**Exercise directions:** Without omitting anything, retype the data that follows.

**Data:**
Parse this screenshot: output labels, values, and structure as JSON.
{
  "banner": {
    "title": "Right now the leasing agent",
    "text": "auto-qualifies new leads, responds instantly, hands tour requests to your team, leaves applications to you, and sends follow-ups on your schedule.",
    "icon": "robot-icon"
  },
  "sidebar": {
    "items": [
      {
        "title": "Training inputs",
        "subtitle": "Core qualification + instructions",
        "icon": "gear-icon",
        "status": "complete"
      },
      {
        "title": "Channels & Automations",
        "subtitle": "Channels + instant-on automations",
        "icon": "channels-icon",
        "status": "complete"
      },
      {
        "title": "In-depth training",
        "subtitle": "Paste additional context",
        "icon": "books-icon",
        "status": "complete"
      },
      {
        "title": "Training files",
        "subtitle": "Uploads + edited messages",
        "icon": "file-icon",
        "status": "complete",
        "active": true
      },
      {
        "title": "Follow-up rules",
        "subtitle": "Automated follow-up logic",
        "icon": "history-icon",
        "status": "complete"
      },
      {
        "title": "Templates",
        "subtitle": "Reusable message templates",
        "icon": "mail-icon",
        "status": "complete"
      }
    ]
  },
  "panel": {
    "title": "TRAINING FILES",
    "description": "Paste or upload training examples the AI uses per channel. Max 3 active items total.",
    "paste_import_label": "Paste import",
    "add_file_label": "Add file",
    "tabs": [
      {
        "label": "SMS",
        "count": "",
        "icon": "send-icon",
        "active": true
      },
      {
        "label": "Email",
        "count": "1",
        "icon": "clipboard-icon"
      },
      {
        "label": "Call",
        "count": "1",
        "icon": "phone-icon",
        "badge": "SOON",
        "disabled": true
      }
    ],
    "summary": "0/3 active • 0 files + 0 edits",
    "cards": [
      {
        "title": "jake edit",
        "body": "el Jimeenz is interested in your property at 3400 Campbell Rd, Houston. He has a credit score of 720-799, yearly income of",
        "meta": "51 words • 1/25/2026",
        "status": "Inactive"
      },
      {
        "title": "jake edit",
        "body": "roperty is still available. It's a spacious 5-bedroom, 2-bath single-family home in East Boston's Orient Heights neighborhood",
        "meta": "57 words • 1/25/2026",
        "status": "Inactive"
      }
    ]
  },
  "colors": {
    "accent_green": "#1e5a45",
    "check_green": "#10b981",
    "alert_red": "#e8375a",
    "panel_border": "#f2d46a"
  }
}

**Exercise output:**
Parse this screenshot: output labels, values, and structure as JSON.
{
  "banner": {
    "title": "Right now the leasing agent",
    "text": "auto-qualifies new leads, responds instantly, hands tour requests to your team, leaves applications to you, and sends follow-ups on your schedule.",
    "icon": "robot-icon"
  },
  "sidebar": {
    "items": [
      {
        "title": "Training inputs",
        "subtitle": "Core qualification + instructions",
        "icon": "gear-icon",
        "status": "complete"
      },
      {
        "title": "Channels & Automations",
        "subtitle": "Channels + instant-on automations",
        "icon": "channels-icon",
        "status": "complete"
      },
      {
        "title": "In-depth training",
        "subtitle": "Paste additional context",
        "icon": "books-icon",
        "status": "complete"
      },
      {
        "title": "Training files",
        "subtitle": "Uploads + edited messages",
        "icon": "file-icon",
        "status": "complete",
        "active": true
      },
      {
        "title": "Follow-up rules",
        "subtitle": "Automated follow-up logic",
        "icon": "history-icon",
        "status": "complete"
      },
      {
        "title": "Templates",
        "subtitle": "Reusable message templates",
        "icon": "mail-icon",
        "status": "complete"
      }
    ]
  },
  "panel": {
    "title": "TRAINING FILES",
    "description": "Paste or upload training examples the AI uses per channel. Max 3 active items total.",
    "paste_import_label": "Paste import",
    "add_file_label": "Add file",
    "tabs": [
      {
        "label": "SMS",
        "count": "",
        "icon": "send-icon",
        "active": true
      },
      {
        "label": "Email",
        "count": "1",
        "icon": "clipboard-icon"
      },
      {
        "label": "Call",
        "count": "1",
        "icon": "phone-icon",
        "badge": "SOON",
        "disabled": true
      }
    ],
    "summary": "0/3 active • 0 files + 0 edits",
    "cards": [
      {
        "title": "jake edit",
        "body": "el Jimeenz is interested in your property at 3400 Campbell Rd, Houston. He has a credit score of 720-799, yearly income of",
        "meta": "51 words • 1/25/2026",
        "status": "Inactive"
      },
      {
        "title": "jake edit",
        "body": "roperty is still available. It's a spacious 5-bedroom, 2-bath single-family home in East Boston's Orient Heights neighborhood",
        "meta": "57 words • 1/25/2026",
        "status": "Inactive"
      }
    ]
  },
  "colors": {
    "accent_green": "#1e5a45",
    "check_green": "#10b981",
    "alert_red": "#e8375a",
    "panel_border": "#f2d46a"
  }
}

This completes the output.